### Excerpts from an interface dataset
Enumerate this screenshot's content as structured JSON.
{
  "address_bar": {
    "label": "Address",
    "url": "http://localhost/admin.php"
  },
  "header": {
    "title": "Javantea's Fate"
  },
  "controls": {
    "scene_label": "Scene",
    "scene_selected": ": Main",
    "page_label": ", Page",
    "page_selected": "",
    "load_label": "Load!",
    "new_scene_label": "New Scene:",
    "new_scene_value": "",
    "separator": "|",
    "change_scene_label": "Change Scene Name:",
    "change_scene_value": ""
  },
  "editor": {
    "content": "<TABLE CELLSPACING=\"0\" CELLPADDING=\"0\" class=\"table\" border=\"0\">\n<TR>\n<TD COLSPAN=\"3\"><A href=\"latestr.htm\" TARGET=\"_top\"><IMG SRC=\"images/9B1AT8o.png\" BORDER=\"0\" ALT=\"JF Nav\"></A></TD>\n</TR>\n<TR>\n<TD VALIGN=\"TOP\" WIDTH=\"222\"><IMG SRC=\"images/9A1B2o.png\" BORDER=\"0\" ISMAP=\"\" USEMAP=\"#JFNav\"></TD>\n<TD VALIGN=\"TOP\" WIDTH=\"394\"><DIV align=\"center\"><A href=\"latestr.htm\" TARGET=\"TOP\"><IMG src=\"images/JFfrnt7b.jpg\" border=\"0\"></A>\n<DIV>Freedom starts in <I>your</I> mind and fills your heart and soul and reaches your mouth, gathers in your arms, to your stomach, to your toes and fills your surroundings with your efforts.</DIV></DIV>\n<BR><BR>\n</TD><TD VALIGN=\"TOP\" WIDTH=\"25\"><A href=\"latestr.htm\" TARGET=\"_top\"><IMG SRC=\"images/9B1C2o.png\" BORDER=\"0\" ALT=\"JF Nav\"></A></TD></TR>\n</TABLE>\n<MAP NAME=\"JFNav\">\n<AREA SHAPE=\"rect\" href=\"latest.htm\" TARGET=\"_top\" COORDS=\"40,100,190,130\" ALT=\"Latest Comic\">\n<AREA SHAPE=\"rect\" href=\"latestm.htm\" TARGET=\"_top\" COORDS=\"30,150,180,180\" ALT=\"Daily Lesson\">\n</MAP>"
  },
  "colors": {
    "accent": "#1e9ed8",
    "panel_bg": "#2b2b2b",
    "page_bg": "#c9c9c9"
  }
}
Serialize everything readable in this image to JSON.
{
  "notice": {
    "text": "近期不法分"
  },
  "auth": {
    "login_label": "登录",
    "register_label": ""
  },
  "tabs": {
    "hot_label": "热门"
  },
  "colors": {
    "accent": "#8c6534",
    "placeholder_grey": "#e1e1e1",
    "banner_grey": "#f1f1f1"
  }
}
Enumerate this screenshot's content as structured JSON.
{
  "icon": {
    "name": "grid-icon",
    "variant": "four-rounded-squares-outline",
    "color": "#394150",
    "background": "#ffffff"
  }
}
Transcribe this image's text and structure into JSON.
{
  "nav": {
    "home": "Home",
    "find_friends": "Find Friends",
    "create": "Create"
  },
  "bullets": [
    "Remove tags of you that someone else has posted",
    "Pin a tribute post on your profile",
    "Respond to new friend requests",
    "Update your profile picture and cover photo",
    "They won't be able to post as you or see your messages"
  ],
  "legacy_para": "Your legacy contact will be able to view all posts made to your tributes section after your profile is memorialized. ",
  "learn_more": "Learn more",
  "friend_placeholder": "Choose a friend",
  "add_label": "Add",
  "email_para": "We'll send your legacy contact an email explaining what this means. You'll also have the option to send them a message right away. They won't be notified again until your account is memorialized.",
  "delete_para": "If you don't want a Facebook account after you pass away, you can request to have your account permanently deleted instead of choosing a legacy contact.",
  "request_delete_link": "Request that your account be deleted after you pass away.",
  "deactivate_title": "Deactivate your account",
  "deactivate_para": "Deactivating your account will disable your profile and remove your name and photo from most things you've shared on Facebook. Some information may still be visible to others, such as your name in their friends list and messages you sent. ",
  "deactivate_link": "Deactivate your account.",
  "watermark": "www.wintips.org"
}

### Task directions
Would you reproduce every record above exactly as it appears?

### Problem solution
Enumerate this screenshot's content as structured JSON.
{
  "address_bar": {
    "label": "Address",
    "url": "http://localhost/admin.php"
  },
  "header": {
    "title": "Javantea's Fate"
  },
  "controls": {
    "scene_label": "Scene",
    "scene_selected": ": Main",
    "page_label": ", Page",
    "page_selected": "",
    "load_label": "Load!",
    "new_scene_label": "New Scene:",
    "new_scene_value": "",
    "separator": "|",
    "change_scene_label": "Change Scene Name:",
    "change_scene_value": ""
  },
  "editor": {
    "content": "<TABLE CELLSPACING=\"0\" CELLPADDING=\"0\" class=\"table\" border=\"0\">\n<TR>\n<TD COLSPAN=\"3\"><A href=\"latestr.htm\" TARGET=\"_top\"><IMG SRC=\"images/9B1AT8o.png\" BORDER=\"0\" ALT=\"JF Nav\"></A></TD>\n</TR>\n<TR>\n<TD VALIGN=\"TOP\" WIDTH=\"222\"><IMG SRC=\"images/9A1B2o.png\" BORDER=\"0\" ISMAP=\"\" USEMAP=\"#JFNav\"></TD>\n<TD VALIGN=\"TOP\" WIDTH=\"394\"><DIV align=\"center\"><A href=\"latestr.htm\" TARGET=\"TOP\"><IMG src=\"images/JFfrnt7b.jpg\" border=\"0\"></A>\n<DIV>Freedom starts in <I>your</I> mind and fills your heart and soul and reaches your mouth, gathers in your arms, to your stomach, to your toes and fills your surroundings with your efforts.</DIV></DIV>\n<BR><BR>\n</TD><TD VALIGN=\"TOP\" WIDTH=\"25\"><A href=\"latestr.htm\" TARGET=\"_top\"><IMG SRC=\"images/9B1C2o.png\" BORDER=\"0\" ALT=\"JF Nav\"></A></TD></TR>\n</TABLE>\n<MAP NAME=\"JFNav\">\n<AREA SHAPE=\"rect\" href=\"latest.htm\" TARGET=\"_top\" COORDS=\"40,100,190,130\" ALT=\"Latest Comic\">\n<AREA SHAPE=\"rect\" href=\"latestm.htm\" TARGET=\"_top\" COORDS=\"30,150,180,180\" ALT=\"Daily Lesson\">\n</MAP>"
  },
  "colors": {
    "accent": "#1e9ed8",
    "panel_bg": "#2b2b2b",
    "page_bg": "#c9c9c9"
  }
}
Serialize everything readable in this image to JSON.
{
  "notice": {
    "text": "近期不法分"
  },
  "auth": {
    "login_label": "登录",
    "register_label": ""
  },
  "tabs": {
    "hot_label": "热门"
  },
  "colors": {
    "accent": "#8c6534",
    "placeholder_grey": "#e1e1e1",
    "banner_grey": "#f1f1f1"
  }
}
Enumerate this screenshot's content as structured JSON.
{
  "icon": {
    "name": "grid-icon",
    "variant": "four-rounded-squares-outline",
    "color": "#394150",
    "background": "#ffffff"
  }
}
Transcribe this image's text and structure into JSON.
{
  "nav": {
    "home": "Home",
    "find_friends": "Find Friends",
    "create": "Create"
  },
  "bullets": [
    "Remove tags of you that someone else has posted",
    "Pin a tribute post on your profile",
    "Respond to new friend requests",
    "Update your profile picture and cover photo",
    "They won't be able to post as you or see your messages"
  ],
  "legacy_para": "Your legacy contact will be able to view all posts made to your tributes section after your profile is memorialized. ",
  "learn_more": "Learn more",
  "friend_placeholder": "Choose a friend",
  "add_label": "Add",
  "email_para": "We'll send your legacy contact an email explaining what this means. You'll also have the option to send them a message right away. They won't be notified again until your account is memorialized.",
  "delete_para": "If you don't want a Facebook account after you pass away, you can request to have your account permanently deleted instead of choosing a legacy contact.",
  "request_delete_link": "Request that your account be deleted after you pass away.",
  "deactivate_title": "Deactivate your account",
  "deactivate_para": "Deactivating your account will disable your profile and remove your name and photo from most things you've shared on Facebook. Some information may still be visible to others, such as your name in their friends list and messages you sent. ",
  "deactivate_link": "Deactivate your account.",
  "watermark": "www.wintips.org"
}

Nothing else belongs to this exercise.